It’s unlikely the Aussies will cut her off without a penny, of course, even if Prime Minister Kevin Rudd has spent all the money he can expect for several years on technically avoiding a technical recession. They are commendably generous with arts funding to worthy causes both at home and overseas. And in the bigger scheme of things, the UWRF is pretty small beer.
A Rare Treat
EXPATRIATES of Scottish provenance or heritage are served pretty well in the Anglosphere, where men in skirts wielding instruments of torture are a commonplace.

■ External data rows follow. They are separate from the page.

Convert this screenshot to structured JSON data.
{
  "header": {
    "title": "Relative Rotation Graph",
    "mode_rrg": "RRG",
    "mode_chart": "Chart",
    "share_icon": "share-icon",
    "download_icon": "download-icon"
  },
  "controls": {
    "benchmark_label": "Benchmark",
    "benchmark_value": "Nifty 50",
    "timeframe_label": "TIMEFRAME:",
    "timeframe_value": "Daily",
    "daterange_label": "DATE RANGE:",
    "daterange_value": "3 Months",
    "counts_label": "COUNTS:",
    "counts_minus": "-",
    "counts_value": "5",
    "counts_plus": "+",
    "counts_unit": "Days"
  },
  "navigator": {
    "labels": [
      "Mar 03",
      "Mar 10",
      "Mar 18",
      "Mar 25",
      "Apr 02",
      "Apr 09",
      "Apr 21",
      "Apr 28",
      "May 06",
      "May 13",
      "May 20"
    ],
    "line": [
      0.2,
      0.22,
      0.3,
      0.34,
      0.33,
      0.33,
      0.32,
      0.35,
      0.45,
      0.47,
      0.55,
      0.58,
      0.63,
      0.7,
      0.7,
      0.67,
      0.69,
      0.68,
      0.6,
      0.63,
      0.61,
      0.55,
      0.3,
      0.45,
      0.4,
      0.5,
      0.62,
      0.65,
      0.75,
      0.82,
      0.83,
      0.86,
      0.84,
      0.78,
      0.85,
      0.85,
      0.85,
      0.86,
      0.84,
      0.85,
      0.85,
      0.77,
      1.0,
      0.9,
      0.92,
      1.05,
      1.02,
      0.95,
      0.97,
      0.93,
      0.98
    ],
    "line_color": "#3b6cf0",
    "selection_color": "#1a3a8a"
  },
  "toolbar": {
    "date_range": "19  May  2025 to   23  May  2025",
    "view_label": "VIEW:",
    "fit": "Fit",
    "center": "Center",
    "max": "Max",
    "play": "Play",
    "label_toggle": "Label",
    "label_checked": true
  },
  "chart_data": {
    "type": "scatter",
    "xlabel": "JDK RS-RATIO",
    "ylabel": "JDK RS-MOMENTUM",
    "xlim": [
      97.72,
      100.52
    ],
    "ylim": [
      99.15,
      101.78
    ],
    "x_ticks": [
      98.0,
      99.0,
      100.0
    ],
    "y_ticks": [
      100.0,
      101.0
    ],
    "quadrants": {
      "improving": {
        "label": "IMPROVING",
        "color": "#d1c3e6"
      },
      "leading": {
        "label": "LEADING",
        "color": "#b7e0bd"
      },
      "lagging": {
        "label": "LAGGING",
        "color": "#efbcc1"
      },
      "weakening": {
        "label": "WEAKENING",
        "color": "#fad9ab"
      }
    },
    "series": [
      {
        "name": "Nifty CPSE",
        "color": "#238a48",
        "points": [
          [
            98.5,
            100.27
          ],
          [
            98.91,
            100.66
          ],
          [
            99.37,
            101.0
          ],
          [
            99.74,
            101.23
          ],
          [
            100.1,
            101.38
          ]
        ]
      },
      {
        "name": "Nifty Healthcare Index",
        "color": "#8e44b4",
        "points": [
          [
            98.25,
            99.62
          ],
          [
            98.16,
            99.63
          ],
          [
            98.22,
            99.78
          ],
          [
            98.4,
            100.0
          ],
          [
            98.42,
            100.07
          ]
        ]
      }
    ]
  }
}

But not so outside the boundaries of that global diaspora, for example in Indonesia, where, were they asked, the bulk of the population would probably agree that the kilt is a Victorian fiction, the creature of novelists such as Walter Scott and poor, sad old Queen Vic herself, and that bagpipes are best heard (very faintly) from a safe distance, say over at least three substantial hills.
Nonetheless, it was a treat to get the Jakarta Globe on Monday and see on page one a mass of kilted gentlemen and accoutrements. On such occasions your Diarist’s residual Scottishness tugs on the heartstrings and tweaks the conscience.
The occasion was the 31st Jakarta Highland Gathering. It was at Tangerang (they should have held the festivities at Bogor; you can see hills from there). Cabers were tossed and hammers thrown, as is usual on such occasions.
The Diary’s personal favourite, in the Globe photo, was the Sikh piper in the middle. Sensibly, he preferred a turban and a tunic to a bonnet and a skirt. But never let it be said that the essential and overwhelmingly Scottish flavour of Britain’s former empire was completely wasted.
Don’t Go There
LAST week in our Island pages we featured Vladimir Karpov as our subject in the popular series The Big Questions. He is a creative consultant from Russia. He is not The Diary’s favourite creative consultant from Russia (that honour having been bestowed on Edo Botkunov, mentioned in The Diary two weeks ago).
It would be a surprise, in fact, if Karpov were anyone’s favourite creative consultant. He creatively consults for Wisata Media Komunika in Denpasar, whose website is to be avoided. It has a Trojan virus on it that no one there has apparently bothered to fix. Or perhaps they themselves never visit their site. It’s been the same for ages.
You have been warned: Beware of geeks bearing gifts.Filed under: Uncategorized